Conquest of the New World
Trade edicts allow you to create a trade route with another kingdom, increasing the BP you gain every month, as well as possibly increasing your Fame and other kingdom statistics.
To plan a trade route, select another kingdom as your trade partner and determine the distance in hexes from a settlement in your kingdom to a settlement in the target kingdom, tracing the path of the trade route rather than a direct line. A trade route can pass through grassland, desert, or any terrain that has a road or highway. If your settlement contains a Pier, the trade route can pass along rivers and coastal hexes. If your settlement contains a Waterfront, your trade route can pass through water hexes.
Longer trade routes are harder to maintain than short ones, but larger kingdoms must trade further afield to make a profit. To determine the effective length of your trade route, count hexes with roads or rivers as 1, grassland and desert hexes without roads/rivers as 2, and water hexes and highway hexes as 1/2. This total distance is the Trade Route Length (TRL). Divide the Trade Route Length by 10 to get the Route Modifier (RM). Subtract the TRL from your kingdom’s Size to get the Length Modifier (LM), with a minimum LM of 0.
Establishing a trade route takes 1 hex per day along Roads and Rivers (upstream), 2 along coastlines, and 4 along water or Rivers (downstream). If the journey requires 1 month or more, you gain no benefits from it until the turn the traders arrive at their destination.
You must invest at least 5 BP into the initial trade expedition using this trade route. The first time your traders reach the destination settlement, attempt an Economy check, a Loyalty check, and a Stability check with the following modifiers:
+ settlement Production – settlement Corruption – Route Modifier (RM) – Length Modifier (LM)
|0||The trade route is a total loss; Fame -1 and Unrest +1|
|1||The expedition fails to reach its destination but sells its goods elsewhere for 1d4 BP for each 5 BP invested|
|2||The trade route is established; Economy +1; Treasury increases by the RM + 2d4 BP per 5 BP invested initially. (eg: if you invested 5 BP in a trade route with an RM of 2, Treasury increases by 2 + 2d4 BP)|
|3||The trade route is established and is a great success; Economy +2; Fame +1; Treasury increases by the RM + 2d4 BP per 5 BP invested|
|Each critical success adds an additional 1d4 BP to the total return.
Each critical failure decreases Fame by 1, or increases Unrest by 1 (Treasurer’s choice).

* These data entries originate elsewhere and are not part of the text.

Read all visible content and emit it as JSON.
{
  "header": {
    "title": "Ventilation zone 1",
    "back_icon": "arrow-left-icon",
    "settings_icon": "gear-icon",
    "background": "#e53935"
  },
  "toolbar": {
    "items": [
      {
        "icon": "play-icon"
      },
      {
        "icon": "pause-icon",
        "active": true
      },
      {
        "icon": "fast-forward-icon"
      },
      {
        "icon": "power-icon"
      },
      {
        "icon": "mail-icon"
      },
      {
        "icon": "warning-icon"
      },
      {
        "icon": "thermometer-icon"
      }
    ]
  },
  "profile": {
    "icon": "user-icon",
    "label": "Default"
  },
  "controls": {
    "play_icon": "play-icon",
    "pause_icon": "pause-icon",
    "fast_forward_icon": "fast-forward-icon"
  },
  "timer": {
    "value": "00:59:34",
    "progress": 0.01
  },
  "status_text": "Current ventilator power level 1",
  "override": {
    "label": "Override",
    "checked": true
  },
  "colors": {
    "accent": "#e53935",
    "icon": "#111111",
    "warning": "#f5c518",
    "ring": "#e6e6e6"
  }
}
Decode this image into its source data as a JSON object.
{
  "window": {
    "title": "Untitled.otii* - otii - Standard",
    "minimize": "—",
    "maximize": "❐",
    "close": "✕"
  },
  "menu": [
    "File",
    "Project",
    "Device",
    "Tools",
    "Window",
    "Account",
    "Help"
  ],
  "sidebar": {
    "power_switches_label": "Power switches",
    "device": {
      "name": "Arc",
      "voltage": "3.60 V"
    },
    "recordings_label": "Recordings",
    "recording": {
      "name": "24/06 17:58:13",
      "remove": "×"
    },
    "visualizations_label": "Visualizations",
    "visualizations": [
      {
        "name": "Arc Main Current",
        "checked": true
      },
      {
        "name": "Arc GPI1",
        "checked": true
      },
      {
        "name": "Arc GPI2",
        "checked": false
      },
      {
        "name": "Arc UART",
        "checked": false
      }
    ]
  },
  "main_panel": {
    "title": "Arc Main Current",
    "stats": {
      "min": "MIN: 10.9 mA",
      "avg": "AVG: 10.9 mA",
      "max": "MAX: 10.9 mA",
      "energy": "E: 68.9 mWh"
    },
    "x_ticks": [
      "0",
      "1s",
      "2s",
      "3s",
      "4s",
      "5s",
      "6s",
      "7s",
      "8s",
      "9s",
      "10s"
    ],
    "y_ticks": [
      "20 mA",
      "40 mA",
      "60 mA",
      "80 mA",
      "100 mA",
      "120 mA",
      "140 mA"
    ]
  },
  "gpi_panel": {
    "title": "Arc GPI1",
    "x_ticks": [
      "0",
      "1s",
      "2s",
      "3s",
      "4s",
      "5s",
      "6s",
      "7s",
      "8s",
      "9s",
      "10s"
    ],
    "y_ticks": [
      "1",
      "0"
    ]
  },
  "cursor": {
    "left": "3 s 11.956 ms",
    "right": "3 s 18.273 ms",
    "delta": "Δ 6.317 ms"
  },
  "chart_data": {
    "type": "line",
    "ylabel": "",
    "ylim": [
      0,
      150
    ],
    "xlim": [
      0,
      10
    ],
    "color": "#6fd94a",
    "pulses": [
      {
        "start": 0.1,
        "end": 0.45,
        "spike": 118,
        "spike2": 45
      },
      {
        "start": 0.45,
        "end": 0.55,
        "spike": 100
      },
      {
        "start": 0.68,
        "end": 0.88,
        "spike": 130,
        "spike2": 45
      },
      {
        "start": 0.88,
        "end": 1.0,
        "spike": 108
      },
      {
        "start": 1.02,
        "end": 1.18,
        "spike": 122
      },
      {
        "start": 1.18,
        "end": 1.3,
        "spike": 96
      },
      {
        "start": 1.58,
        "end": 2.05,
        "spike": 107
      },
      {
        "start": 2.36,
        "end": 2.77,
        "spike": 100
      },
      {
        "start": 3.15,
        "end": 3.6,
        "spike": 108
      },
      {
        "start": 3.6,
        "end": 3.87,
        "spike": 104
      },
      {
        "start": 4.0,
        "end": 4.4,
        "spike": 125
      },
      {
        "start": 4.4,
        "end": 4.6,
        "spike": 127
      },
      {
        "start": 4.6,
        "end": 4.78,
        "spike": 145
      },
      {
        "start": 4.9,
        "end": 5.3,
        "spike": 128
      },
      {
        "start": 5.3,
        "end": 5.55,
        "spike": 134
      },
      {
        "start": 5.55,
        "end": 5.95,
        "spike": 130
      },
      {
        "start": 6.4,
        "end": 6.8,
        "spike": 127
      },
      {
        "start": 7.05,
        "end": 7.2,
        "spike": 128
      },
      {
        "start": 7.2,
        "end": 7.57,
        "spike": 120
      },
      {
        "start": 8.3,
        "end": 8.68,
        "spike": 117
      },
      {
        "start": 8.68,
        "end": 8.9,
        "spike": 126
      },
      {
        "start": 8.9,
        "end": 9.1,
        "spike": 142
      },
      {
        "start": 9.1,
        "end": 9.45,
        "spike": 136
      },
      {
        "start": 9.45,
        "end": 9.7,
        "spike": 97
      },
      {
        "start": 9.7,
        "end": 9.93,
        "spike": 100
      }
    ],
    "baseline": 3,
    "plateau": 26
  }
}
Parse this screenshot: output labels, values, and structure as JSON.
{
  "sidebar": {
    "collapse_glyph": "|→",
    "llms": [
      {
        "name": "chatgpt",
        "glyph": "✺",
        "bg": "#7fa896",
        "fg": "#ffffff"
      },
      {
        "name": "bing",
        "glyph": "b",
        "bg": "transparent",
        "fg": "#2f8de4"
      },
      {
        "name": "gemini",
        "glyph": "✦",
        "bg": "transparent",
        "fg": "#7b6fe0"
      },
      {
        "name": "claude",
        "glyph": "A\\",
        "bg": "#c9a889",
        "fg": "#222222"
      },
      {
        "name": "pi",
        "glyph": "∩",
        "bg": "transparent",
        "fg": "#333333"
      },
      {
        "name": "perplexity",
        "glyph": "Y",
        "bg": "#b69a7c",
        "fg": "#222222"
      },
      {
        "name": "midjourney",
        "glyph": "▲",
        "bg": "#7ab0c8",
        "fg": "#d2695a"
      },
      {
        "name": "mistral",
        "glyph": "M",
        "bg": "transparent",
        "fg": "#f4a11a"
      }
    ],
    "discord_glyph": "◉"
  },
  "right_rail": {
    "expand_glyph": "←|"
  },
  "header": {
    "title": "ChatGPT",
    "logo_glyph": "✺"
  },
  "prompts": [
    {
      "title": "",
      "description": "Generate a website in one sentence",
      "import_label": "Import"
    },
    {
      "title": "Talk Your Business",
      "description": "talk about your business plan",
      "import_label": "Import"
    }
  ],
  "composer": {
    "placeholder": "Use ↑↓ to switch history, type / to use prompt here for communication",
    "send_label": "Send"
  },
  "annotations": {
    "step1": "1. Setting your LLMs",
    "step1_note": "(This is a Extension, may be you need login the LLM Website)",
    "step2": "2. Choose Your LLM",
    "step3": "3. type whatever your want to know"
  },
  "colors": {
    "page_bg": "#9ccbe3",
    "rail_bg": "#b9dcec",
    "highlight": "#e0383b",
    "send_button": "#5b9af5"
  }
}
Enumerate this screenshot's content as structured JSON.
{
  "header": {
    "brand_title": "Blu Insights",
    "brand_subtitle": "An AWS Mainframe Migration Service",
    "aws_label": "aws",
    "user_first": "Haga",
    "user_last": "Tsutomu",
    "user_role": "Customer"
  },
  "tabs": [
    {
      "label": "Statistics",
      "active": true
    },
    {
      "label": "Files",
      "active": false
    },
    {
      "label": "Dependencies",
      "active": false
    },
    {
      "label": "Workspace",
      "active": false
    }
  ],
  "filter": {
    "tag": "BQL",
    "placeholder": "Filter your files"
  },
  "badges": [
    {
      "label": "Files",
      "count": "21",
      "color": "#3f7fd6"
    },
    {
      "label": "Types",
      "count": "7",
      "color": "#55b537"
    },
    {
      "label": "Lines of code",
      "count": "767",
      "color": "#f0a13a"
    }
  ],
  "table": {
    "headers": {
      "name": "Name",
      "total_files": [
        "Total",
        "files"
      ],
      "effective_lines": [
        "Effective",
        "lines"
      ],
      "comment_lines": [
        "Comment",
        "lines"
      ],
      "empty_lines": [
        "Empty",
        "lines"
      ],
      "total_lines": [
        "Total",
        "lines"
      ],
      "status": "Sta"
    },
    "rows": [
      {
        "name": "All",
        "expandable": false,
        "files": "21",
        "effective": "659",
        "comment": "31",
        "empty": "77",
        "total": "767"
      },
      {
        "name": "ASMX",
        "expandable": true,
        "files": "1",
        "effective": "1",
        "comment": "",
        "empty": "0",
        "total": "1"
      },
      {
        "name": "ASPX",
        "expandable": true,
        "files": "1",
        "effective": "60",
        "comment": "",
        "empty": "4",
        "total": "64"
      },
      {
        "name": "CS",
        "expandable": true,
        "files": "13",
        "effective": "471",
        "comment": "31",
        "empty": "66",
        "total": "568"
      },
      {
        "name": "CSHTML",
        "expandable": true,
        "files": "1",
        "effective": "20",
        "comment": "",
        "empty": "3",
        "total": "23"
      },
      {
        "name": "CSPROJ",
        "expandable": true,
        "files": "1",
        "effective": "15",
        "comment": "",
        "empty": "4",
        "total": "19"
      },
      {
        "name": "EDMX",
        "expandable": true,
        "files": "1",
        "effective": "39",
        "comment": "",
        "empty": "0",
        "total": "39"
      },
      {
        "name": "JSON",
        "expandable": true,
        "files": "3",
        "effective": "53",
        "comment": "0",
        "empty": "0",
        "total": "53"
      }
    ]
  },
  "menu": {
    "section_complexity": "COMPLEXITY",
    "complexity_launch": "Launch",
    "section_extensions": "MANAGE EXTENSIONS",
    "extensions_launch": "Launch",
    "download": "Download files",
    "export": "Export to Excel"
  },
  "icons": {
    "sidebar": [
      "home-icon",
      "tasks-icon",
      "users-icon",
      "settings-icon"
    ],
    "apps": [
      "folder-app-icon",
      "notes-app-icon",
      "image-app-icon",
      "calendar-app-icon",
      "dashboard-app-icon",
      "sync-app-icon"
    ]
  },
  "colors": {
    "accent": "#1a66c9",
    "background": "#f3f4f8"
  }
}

An established trade route provides its benefits for 1 year. A kingdom can have one of each of the following types of trade route. Each type requires certain buildings in your settlement, and each increases the Economy bonus from a successful trade route.
If your kingdom has surplus production from farms and fisheries that reduces its Consumption to below 0, you may export food. A successful food trade route increases Economy by 1 for every 10 Farms and Fisheries (or part thereof) in the kingdom; this benefit is lost in any month that Farms and Fisheries do not reduce Consumption below 0. You must have at least 1 Granary and 1 Stockyard in your originating settlement.
The trade route transports goods such as weapons and textiles. Count all Guildhalls, Smithies, Shops, Trade Shops, and Tanneries in the starting settlement and divide by 10 (round up); a successful goods trade route increases Economy by this amount. You must have at least 1 Guildhall in your originating settlement.
This trade route carries exotic goods such as art, musical instruments, books, spices, dyes, and magic items. Count all Alchemists, Exotic Artisans, Herbalists, and Luxury Stores in the starting settlement and divide by 10 (round up); a successful luxuries trade route increases Economy by that amount. You must have at least 1 Luxury Store in your originating settlement.
This trade route carries common raw materials such as lumber, stone, ore, or metal. A successful raw materials trade route increases Economy by 1 for every 10 Mines, Quarries, and Sawmills (or part thereof) in the kingdom. You must have at least 1 Foundry in the originating settlement to count Mines.
War and Trade Routes
If you go to war with another Kingdom with which you have a trade route, the benefits of that Route cease immediately and your kingdom suffers an Economy penalty equal to the previous benefit for one turn. (eg: if you had a trade route providing +2 Economy, you lose the benefit and take -2 Economy for the next turn).